══ AVAILABLE DATA
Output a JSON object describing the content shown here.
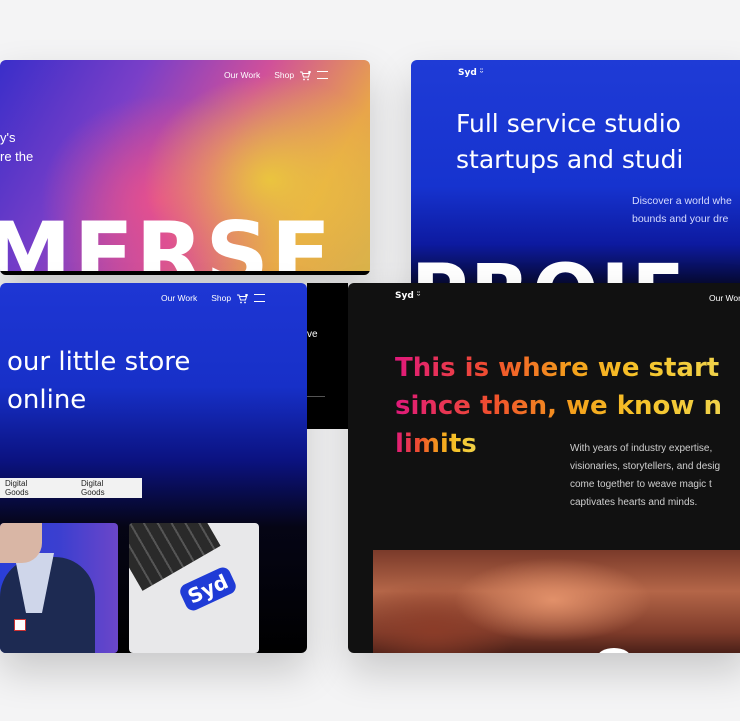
{
  "card1": {
    "nav": {
      "our_work": "Our Work",
      "shop": "Shop"
    },
    "intro_line1": "y's",
    "intro_line2": "re the",
    "big_word": "MERSE",
    "partial_text": "ve"
  },
  "card2": {
    "logo": "Syd",
    "headline_line1": "Full service studio",
    "headline_line2": "startups and studi",
    "sub_line1": "Discover a world whe",
    "sub_line2": "bounds and your dre",
    "big_word": "PROJE"
  },
  "card3": {
    "nav": {
      "our_work": "Our Work",
      "shop": "Shop"
    },
    "headline_line1": "our little store",
    "headline_line2": "online",
    "tabs": [
      "Digital Goods",
      "Digital Goods"
    ],
    "sticker_logo": "Syd"
  },
  "card4": {
    "logo": "Syd",
    "nav": {
      "our_work": "Our Work"
    },
    "headline_line1": "This is where we start",
    "headline_line2": "since then, we know n",
    "headline_line3": "limits",
    "body_line1": "With years of industry expertise,",
    "body_line2": "visionaries, storytellers, and desig",
    "body_line3": "come together to weave magic t",
    "body_line4": "captivates hearts and minds."
  },
  "colors": {
    "page_bg": "#f4f4f5",
    "brand_blue": "#1e36d4",
    "dark_card": "#111111",
    "gradient_pink": "#e0197b",
    "gradient_yellow": "#f6c42a"
  }
}
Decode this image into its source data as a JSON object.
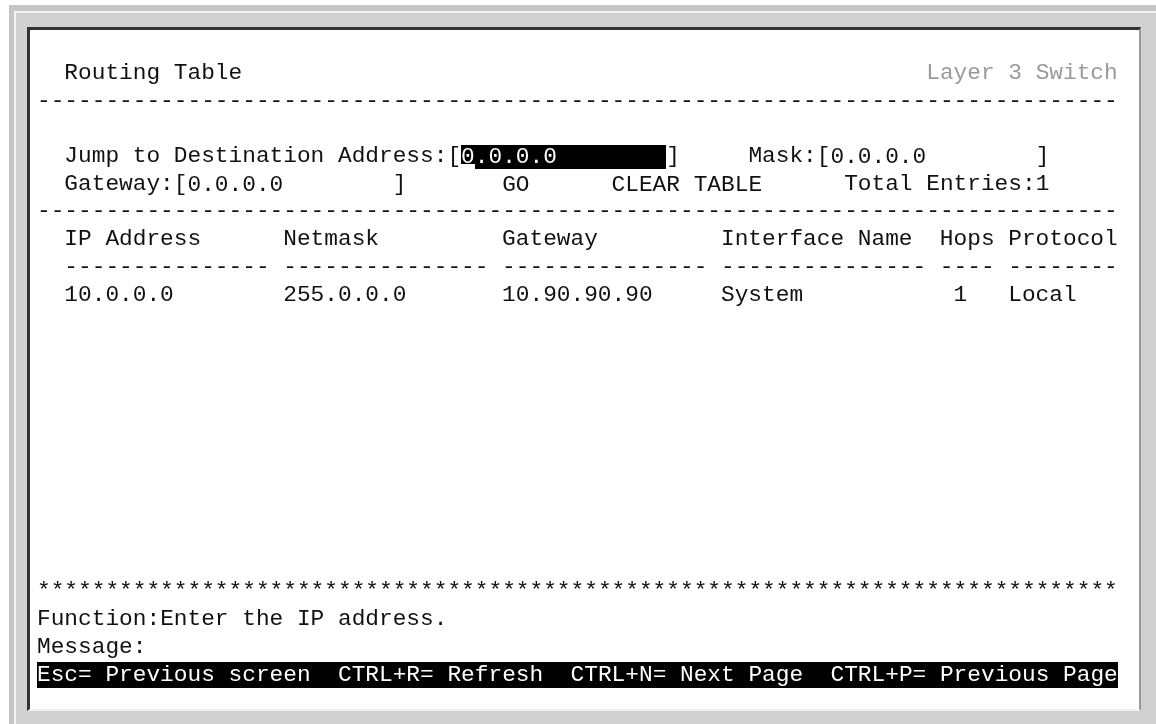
{
  "title": "Routing Table",
  "device_label": "Layer 3 Switch",
  "header_rule": "-------------------------------------------------------------------------------",
  "form": {
    "destination": {
      "label": "Jump to Destination Address:",
      "open_bracket": "[",
      "value": "0.0.0.0",
      "close_bracket": "]",
      "focused": true
    },
    "mask": {
      "label": "Mask:",
      "open_bracket": "[",
      "value": "0.0.0.0",
      "close_bracket": "]",
      "focused": false
    },
    "gateway": {
      "label": "Gateway:",
      "open_bracket": "[",
      "value": "0.0.0.0",
      "close_bracket": "]",
      "focused": false
    },
    "buttons": [
      "GO",
      "CLEAR TABLE"
    ],
    "total_entries": {
      "label": "Total Entries:",
      "value": "1"
    }
  },
  "form_rule": "-------------------------------------------------------------------------------",
  "table": {
    "columns": [
      {
        "label": "IP Address",
        "underline": "---------------"
      },
      {
        "label": "Netmask",
        "underline": "---------------"
      },
      {
        "label": "Gateway",
        "underline": "---------------"
      },
      {
        "label": "Interface Name",
        "underline": "---------------"
      },
      {
        "label": "Hops",
        "underline": "----"
      },
      {
        "label": "Protocol",
        "underline": "--------"
      }
    ],
    "rows": [
      [
        "10.0.0.0",
        "255.0.0.0",
        "10.90.90.90",
        "System",
        "1",
        "Local"
      ]
    ]
  },
  "footer_rule": "*******************************************************************************",
  "function": {
    "label": "Function:",
    "text": "Enter the IP address."
  },
  "message": {
    "label": "Message:"
  },
  "key_hints": [
    "Esc= Previous screen",
    "CTRL+R= Refresh",
    "CTRL+N= Next Page",
    "CTRL+P= Previous Page"
  ]
}
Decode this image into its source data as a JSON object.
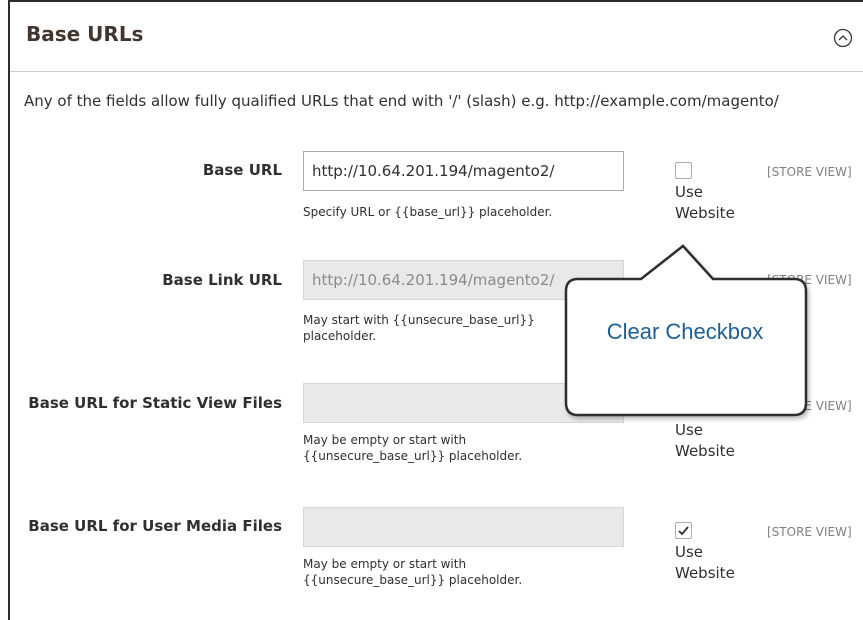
{
  "section": {
    "title": "Base URLs",
    "collapse_icon": "chevron-up-circle-icon",
    "note": "Any of the fields allow fully qualified URLs that end with '/' (slash) e.g. http://example.com/magento/"
  },
  "fields": [
    {
      "label": "Base URL",
      "value": "http://10.64.201.194/magento2/",
      "placeholder": "",
      "disabled": false,
      "hint": "Specify URL or {{base_url}} placeholder.",
      "use_website_checked": false,
      "use_website_label": "Use Website",
      "scope": "[STORE VIEW]"
    },
    {
      "label": "Base Link URL",
      "value": "http://10.64.201.194/magento2/",
      "placeholder": "",
      "disabled": true,
      "hint": "May start with {{unsecure_base_url}} placeholder.",
      "use_website_checked": true,
      "use_website_label": "Use Website",
      "scope": "[STORE VIEW]"
    },
    {
      "label": "Base URL for Static View Files",
      "value": "",
      "placeholder": "",
      "disabled": true,
      "hint": "May be empty or start with {{unsecure_base_url}} placeholder.",
      "use_website_checked": true,
      "use_website_label": "Use Website",
      "scope": "[STORE VIEW]"
    },
    {
      "label": "Base URL for User Media Files",
      "value": "",
      "placeholder": "",
      "disabled": true,
      "hint": "May be empty or start with {{unsecure_base_url}} placeholder.",
      "use_website_checked": true,
      "use_website_label": "Use Website",
      "scope": "[STORE VIEW]"
    }
  ],
  "callout": {
    "text": "Clear Checkbox"
  },
  "colors": {
    "callout_text": "#1f5f93",
    "title": "#41362f",
    "disabled_input": "#e9e9e9"
  }
}
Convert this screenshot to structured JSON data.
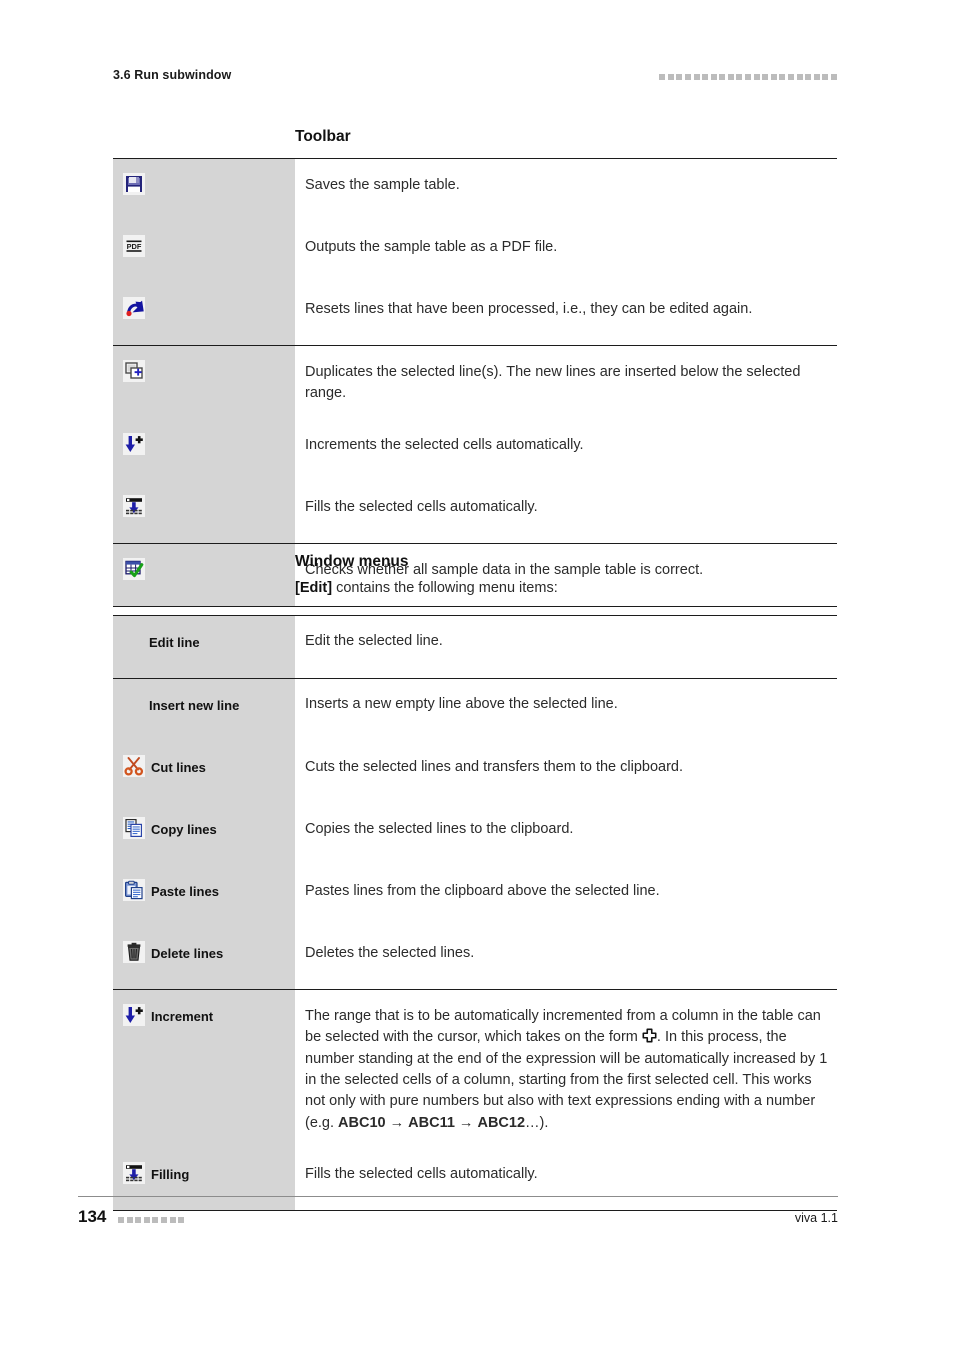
{
  "header": {
    "running_title": "3.6 Run subwindow",
    "decoration_squares": 21,
    "decoration_color": "#bcbcbc"
  },
  "toolbar_section": {
    "heading": "Toolbar",
    "groups": [
      {
        "rows": [
          {
            "icon": "save-floppy-icon",
            "label": "",
            "description": "Saves the sample table."
          },
          {
            "icon": "pdf-export-icon",
            "label": "",
            "description": "Outputs the sample table as a PDF file."
          },
          {
            "icon": "reset-undo-arrow-icon",
            "label": "",
            "description": "Resets lines that have been processed, i.e., they can be edited again."
          }
        ]
      },
      {
        "rows": [
          {
            "icon": "duplicate-lines-icon",
            "label": "",
            "description": "Duplicates the selected line(s). The new lines are inserted below the selected range."
          },
          {
            "icon": "increment-down-plus-icon",
            "label": "",
            "description": "Increments the selected cells automatically."
          },
          {
            "icon": "fill-down-icon",
            "label": "",
            "description": "Fills the selected cells automatically."
          }
        ]
      },
      {
        "rows": [
          {
            "icon": "check-table-icon",
            "label": "",
            "description": "Checks whether all sample data in the sample table is correct."
          }
        ]
      }
    ]
  },
  "window_menus_section": {
    "heading": "Window menus",
    "intro_bold": "[Edit]",
    "intro_rest": " contains the following menu items:",
    "groups": [
      {
        "rows": [
          {
            "icon": "",
            "label": "Edit line",
            "description": "Edit the selected line."
          }
        ]
      },
      {
        "rows": [
          {
            "icon": "",
            "label": "Insert new line",
            "description": "Inserts a new empty line above the selected line."
          },
          {
            "icon": "cut-scissors-icon",
            "label": "Cut lines",
            "description": "Cuts the selected lines and transfers them to the clipboard."
          },
          {
            "icon": "copy-pages-icon",
            "label": "Copy lines",
            "description": "Copies the selected lines to the clipboard."
          },
          {
            "icon": "paste-clipboard-icon",
            "label": "Paste lines",
            "description": "Pastes lines from the clipboard above the selected line."
          },
          {
            "icon": "delete-trash-icon",
            "label": "Delete lines",
            "description": "Deletes the selected lines."
          }
        ]
      },
      {
        "rows": [
          {
            "icon": "increment-down-plus-icon",
            "label": "Increment",
            "description_parts": {
              "p1": "The range that is to be automatically incremented from a column in the table can be selected with the cursor, which takes on the form ",
              "cursor_icon": "cross-cursor-icon",
              "p2": ". In this process, the number standing at the end of the expression will be automatically increased by 1 in the selected cells of a column, starting from the first selected cell. This works not only with pure numbers but also with text expressions ending with a number (e.g. ",
              "example_1": "ABC10",
              "arrow_1": " → ",
              "example_2": "ABC11",
              "arrow_2": " → ",
              "example_3": "ABC12",
              "p3": "…)."
            }
          },
          {
            "icon": "fill-down-icon",
            "label": "Filling",
            "description": "Fills the selected cells automatically."
          }
        ]
      }
    ]
  },
  "footer": {
    "page_number": "134",
    "decoration_squares": 8,
    "decoration_color": "#bcbcbc",
    "document_version": "viva 1.1"
  }
}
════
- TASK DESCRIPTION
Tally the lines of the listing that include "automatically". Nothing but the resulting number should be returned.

- SOLUTION TO THE EXERCISE
5